» **DESCRIPTION OF THE TASK**
Go through the entries below and collect each line with the string "content" in it.

─── EXTRACTED ENTRIES ───

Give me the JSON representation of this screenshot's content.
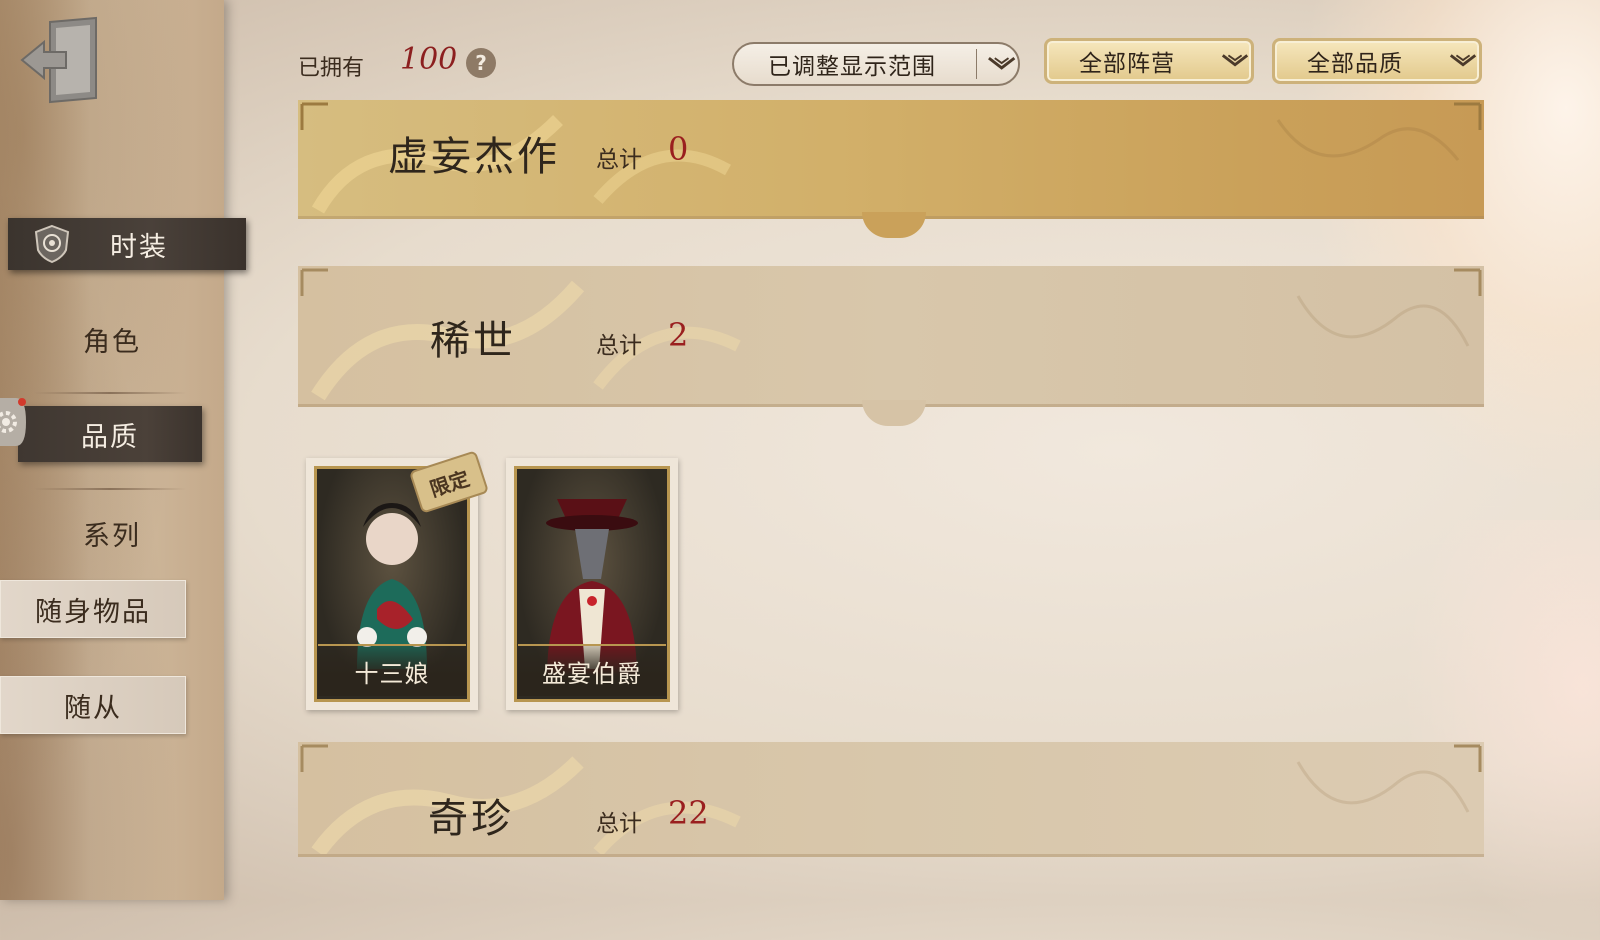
{
  "sidebar": {
    "exit_icon": "exit-door-icon",
    "items": [
      {
        "label": "时装",
        "icon": "shield-emblem-icon"
      },
      {
        "label": "角色"
      },
      {
        "label": "品质"
      },
      {
        "label": "系列"
      },
      {
        "label": "随身物品"
      },
      {
        "label": "随从"
      }
    ]
  },
  "topbar": {
    "owned_label": "已拥有",
    "owned_value": "100",
    "help_icon": "?",
    "range_filter": "已调整显示范围",
    "camp_filter": "全部阵营",
    "quality_filter": "全部品质"
  },
  "categories": [
    {
      "title": "虚妄杰作",
      "total_label": "总计",
      "total": "0"
    },
    {
      "title": "稀世",
      "total_label": "总计",
      "total": "2"
    },
    {
      "title": "奇珍",
      "total_label": "总计",
      "total": "22"
    }
  ],
  "skins": [
    {
      "name": "十三娘",
      "tag": "限定"
    },
    {
      "name": "盛宴伯爵"
    }
  ],
  "colors": {
    "accent_red": "#9a1f1f",
    "gold": "#cdb27a",
    "dark_tab": "#3f3731"
  }
}
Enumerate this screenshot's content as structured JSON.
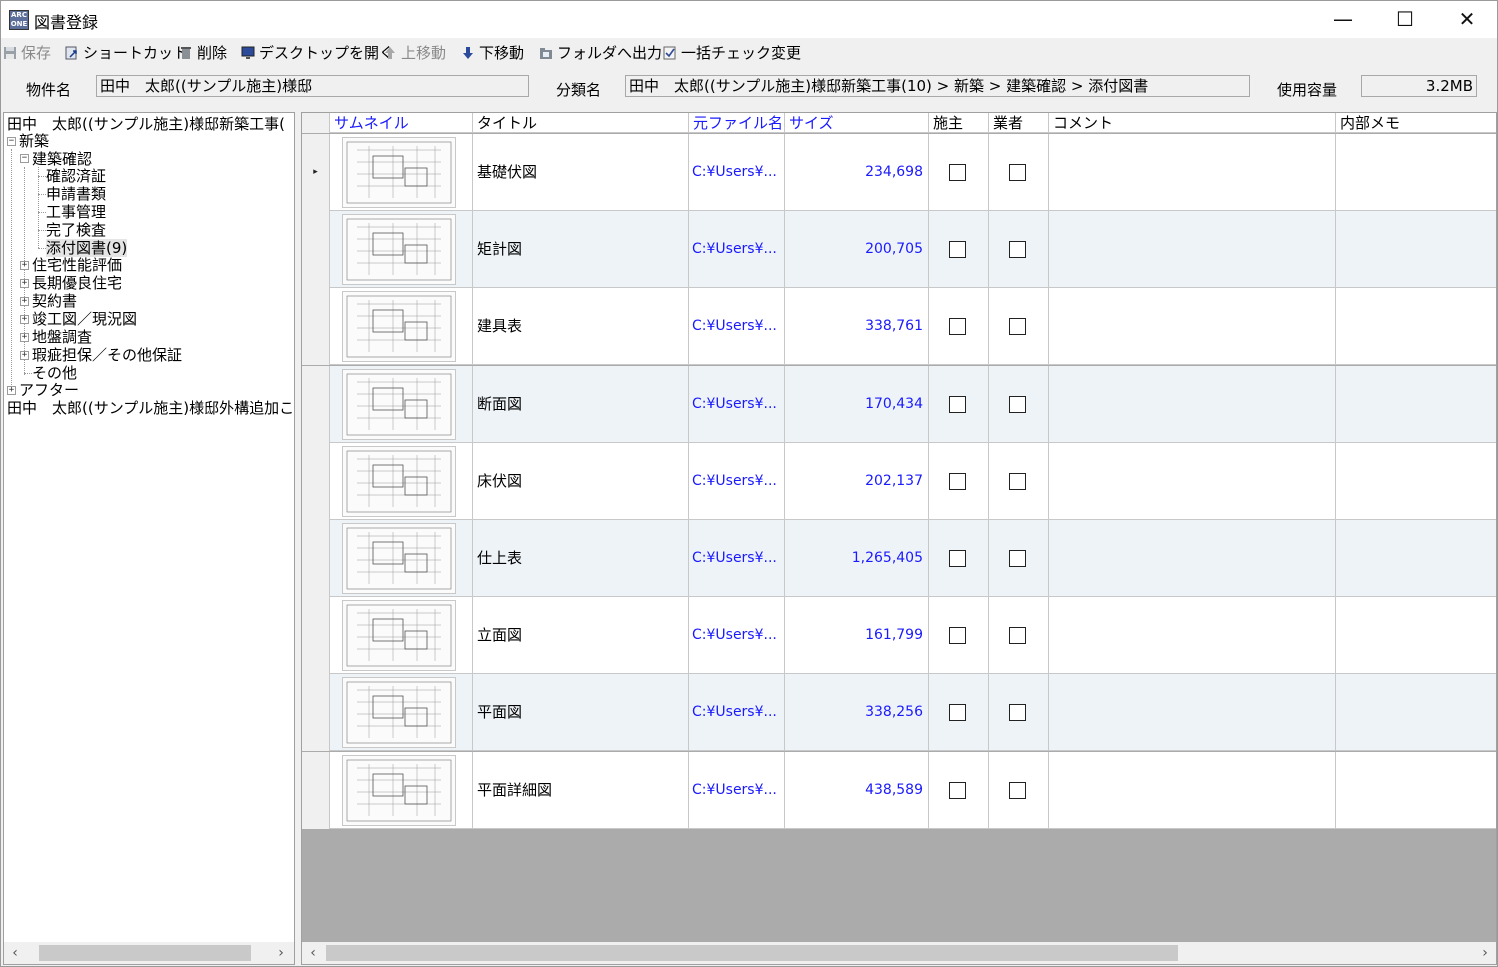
{
  "window": {
    "app_icon_text": "ARC ONE",
    "title": "図書登録",
    "minimize": "—",
    "maximize": "☐",
    "close": "✕"
  },
  "toolbar": {
    "save": "保存",
    "shortcut": "ショートカット",
    "delete": "削除",
    "open_desktop": "デスクトップを開く",
    "move_up": "上移動",
    "move_down": "下移動",
    "export_folder": "フォルダへ出力",
    "bulk_check": "一括チェック変更"
  },
  "header": {
    "property_label": "物件名",
    "property_value": "田中　太郎((サンプル施主)様邸",
    "category_label": "分類名",
    "category_value": "田中　太郎((サンプル施主)様邸新築工事(10) > 新築 > 建築確認 > 添付図書",
    "usage_label": "使用容量",
    "usage_value": "3.2MB"
  },
  "tree": {
    "root1": "田中　太郎((サンプル施主)様邸新築工事(",
    "shinchiku": "新築",
    "kenchiku_kakunin": "建築確認",
    "kakunin_zumisho": "確認済証",
    "shinsei_shorui": "申請書類",
    "koji_kanri": "工事管理",
    "kanryo_kensa": "完了検査",
    "tenpu_zusho": "添付図書(9)",
    "jutaku_seino": "住宅性能評価",
    "choki_yuryo": "長期優良住宅",
    "keiyakusho": "契約書",
    "shunkozu": "竣工図／現況図",
    "jiban_chosa": "地盤調査",
    "kashi_tanpo": "瑕疵担保／その他保証",
    "sonota": "その他",
    "after": "アフター",
    "root2": "田中　太郎((サンプル施主)様邸外構追加こ"
  },
  "grid": {
    "columns": {
      "thumbnail": "サムネイル",
      "title": "タイトル",
      "filename": "元ファイル名",
      "size": "サイズ",
      "owner": "施主",
      "vendor": "業者",
      "comment": "コメント",
      "memo": "内部メモ"
    },
    "current_row_marker": "▸",
    "rows": [
      {
        "title": "基礎伏図",
        "file": "C:¥Users¥...",
        "size": "234,698"
      },
      {
        "title": "矩計図",
        "file": "C:¥Users¥...",
        "size": "200,705"
      },
      {
        "title": "建具表",
        "file": "C:¥Users¥...",
        "size": "338,761"
      },
      {
        "title": "断面図",
        "file": "C:¥Users¥...",
        "size": "170,434"
      },
      {
        "title": "床伏図",
        "file": "C:¥Users¥...",
        "size": "202,137"
      },
      {
        "title": "仕上表",
        "file": "C:¥Users¥...",
        "size": "1,265,405"
      },
      {
        "title": "立面図",
        "file": "C:¥Users¥...",
        "size": "161,799"
      },
      {
        "title": "平面図",
        "file": "C:¥Users¥...",
        "size": "338,256"
      },
      {
        "title": "平面詳細図",
        "file": "C:¥Users¥...",
        "size": "438,589"
      }
    ]
  },
  "scroll": {
    "left": "‹",
    "right": "›"
  }
}
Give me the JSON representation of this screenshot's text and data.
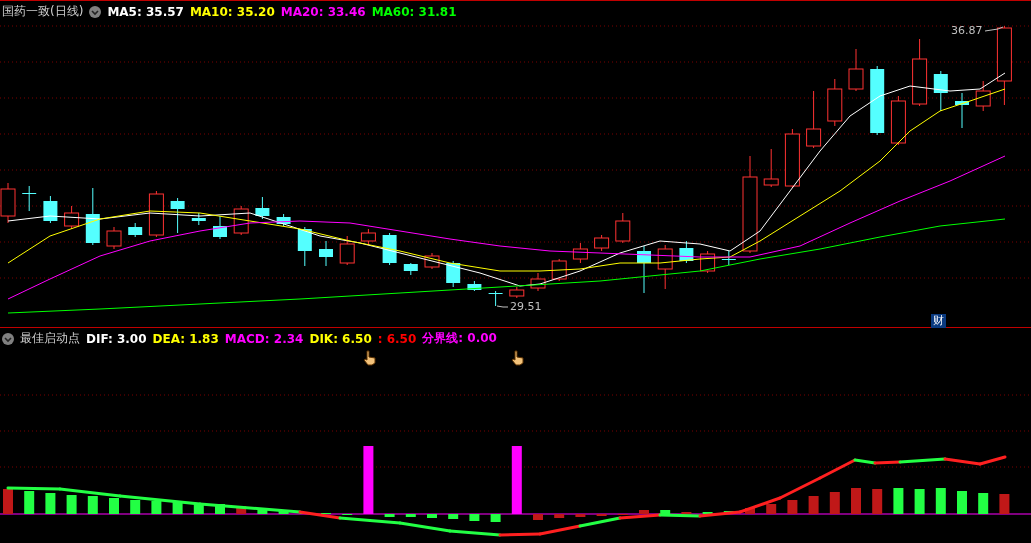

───

» **THE ANSWER**
Give me the JSON representation of this screenshot's content.
Enumerate this screenshot's content as structured JSON.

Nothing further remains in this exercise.